Oncology nursing is in Bayer’s blood. “My mother’s example and influence played a large role in me becoming a nurse,” said Bayer. “She worked as a hospice nurse when I was on WCC7 and at times we would have the same patient during that tough transition. She currently works in the palliative care clinic where a large portion of their population is oncology patients, so we have a bit of overlap there as well. It's pretty awesome being able to relate and talk through difficult situations with her whenever needed.”

Bayer’s husband, Brian, is a nurse at Wilmot’s Pluta Cancer Center, and another great support for her. Family members have also been patients at Wilmot and she was confident that they would receive the highest quality care.

“Oncology nursing at Wilmot is all I know but I can’t imagine being anywhere else,” she said. “I feel so passionate about working here.” Because she has experienced the range of nursing from caring for newly diagnosed patients to those at end stage, she can appreciate the devotion that all the Wilmot nurses have. “This is truly a calling for us,” she said.

“Oncology nursing is a special opportunity. We are with patients going through some of the toughest times of their lives. They are so appreciative.

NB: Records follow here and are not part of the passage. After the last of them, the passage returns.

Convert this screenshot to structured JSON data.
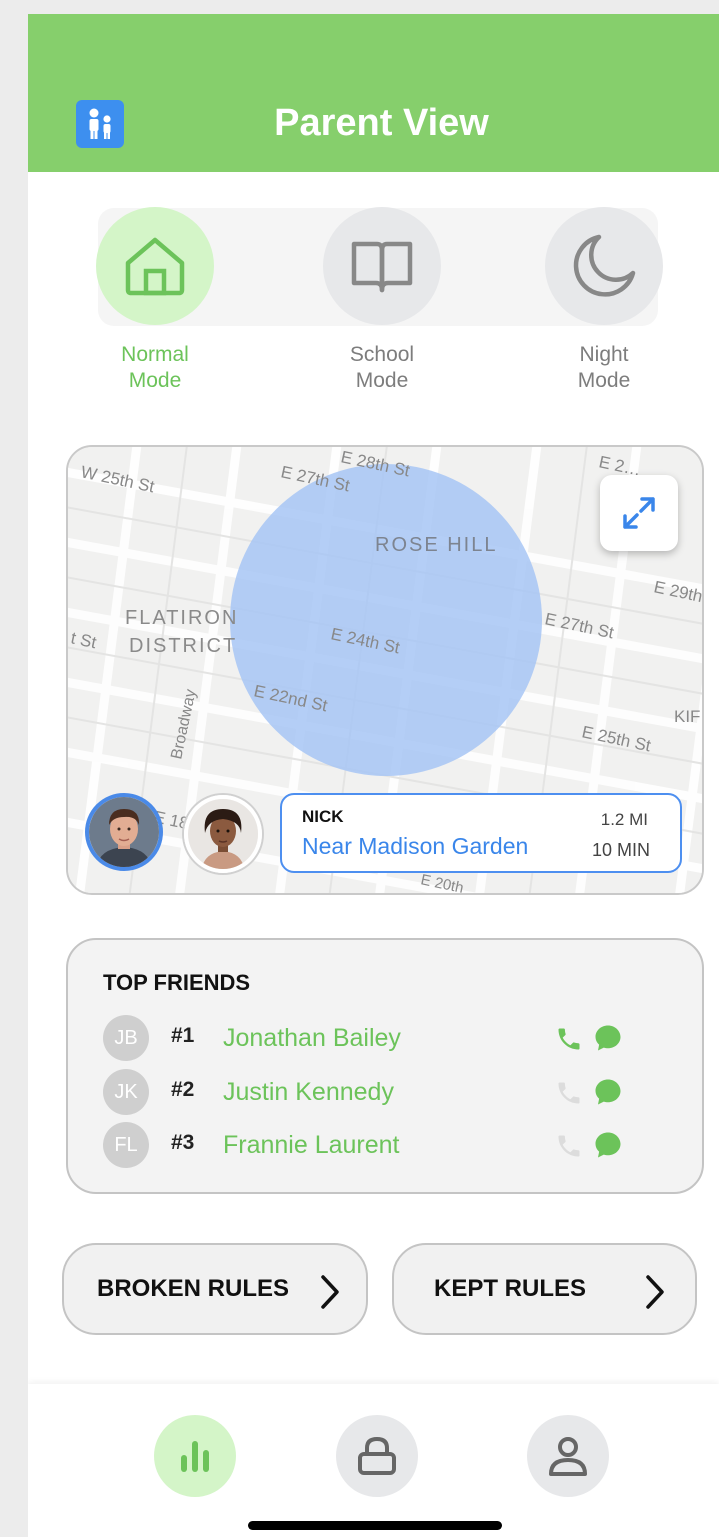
{
  "header": {
    "title": "Parent View",
    "icon": "family-icon",
    "color": "#86cf6c"
  },
  "modes": [
    {
      "label": "Normal\nMode",
      "icon": "home-icon",
      "active": true
    },
    {
      "label": "School\nMode",
      "icon": "book-icon",
      "active": false
    },
    {
      "label": "Night\nMode",
      "icon": "moon-icon",
      "active": false
    }
  ],
  "map": {
    "labels": [
      "W 25th St",
      "E 27th St",
      "E 28th St",
      "E 2…",
      "ROSE HILL",
      "E 29th",
      "FLATIRON",
      "DISTRICT",
      "t St",
      "E 24th St",
      "E 27th St",
      "Broadway",
      "E 22nd St",
      "KIF",
      "E 25th St",
      "E 18",
      "E 20th"
    ],
    "expand_icon": "expand-icon",
    "location": {
      "name": "NICK",
      "place": "Near Madison Garden",
      "distance": "1.2 MI",
      "time": "10 MIN"
    }
  },
  "top_friends": {
    "title": "TOP FRIENDS",
    "items": [
      {
        "initials": "JB",
        "rank": "#1",
        "name": "Jonathan Bailey",
        "call_active": true
      },
      {
        "initials": "JK",
        "rank": "#2",
        "name": "Justin Kennedy",
        "call_active": false
      },
      {
        "initials": "FL",
        "rank": "#3",
        "name": "Frannie Laurent",
        "call_active": false
      }
    ]
  },
  "rules": {
    "broken_label": "BROKEN RULES",
    "kept_label": "KEPT RULES"
  },
  "nav": [
    {
      "icon": "chart-icon",
      "active": true
    },
    {
      "icon": "lock-icon",
      "active": false
    },
    {
      "icon": "profile-icon",
      "active": false
    }
  ],
  "colors": {
    "accent_green": "#6cc35a",
    "map_blue": "#3a86ea",
    "geofence": "#a7c6f5"
  }
}
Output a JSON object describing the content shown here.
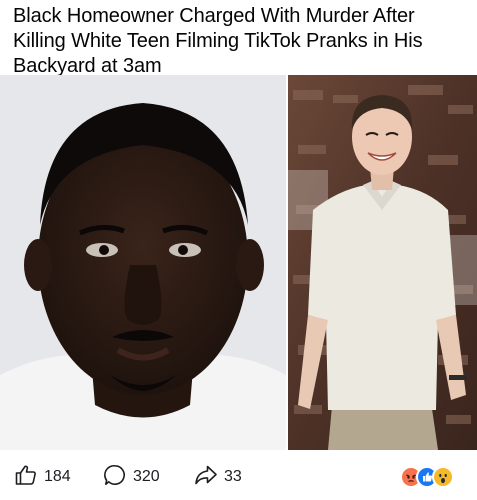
{
  "post": {
    "headline": "Black Homeowner Charged With Murder After Killing White Teen Filming TikTok Pranks in His Backyard at 3am"
  },
  "actions": {
    "likes": "184",
    "comments": "320",
    "shares": "33"
  },
  "reactions": [
    "angry",
    "like",
    "wow"
  ],
  "icons": {
    "like": "thumbs-up-icon",
    "comment": "comment-bubble-icon",
    "share": "share-arrow-icon"
  },
  "colors": {
    "text": "#050505",
    "icon": "#1c1e21",
    "react_angry": "#f7714e",
    "react_like": "#1877f2",
    "react_wow": "#f7b928"
  }
}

They rely on nurses and look to us and their providers for answers and comfort.”

She is uplifted by the many success stories at Wilmot. “There are clinical trials and research going on that wasn’t here 10 years ago,” she said. “This is groundbreaking and insightful and gives us hope for the future.”

Bayer is truly appreciative of her nursing colleagues throughout Wilmot. “We rely on each other, talk through our feelings, and share experiences,” she said. “We help each other through the tough times. It means so much to be able to talk to people who understand our daily lives.”

Nursing at UR Medicine’s Wilmot Cancer Institute

UR Medicine’s Wilmot Cancer Institute is the Finger Lakes region’s leader for cancer care and research. As a component of Strong Memorial Hospital, Wilmot Cancer Institute provides specialty cancer care services at the University of Rochester Medical Center and a network of locations throughout the region. The Institute includes hundreds of nurses who not only provide compassionate, specialized care for patients with cancer, but who are also involved with research and making care better. KC Knapp-Clevenger, PhD, RN, CPNP, CCRP, serves as chief nursing officer. To learn more, visit

Media Contact

Contact the Communications Office with media inquiries related to the University of Rochester School of Nursing.

Scroll to top of page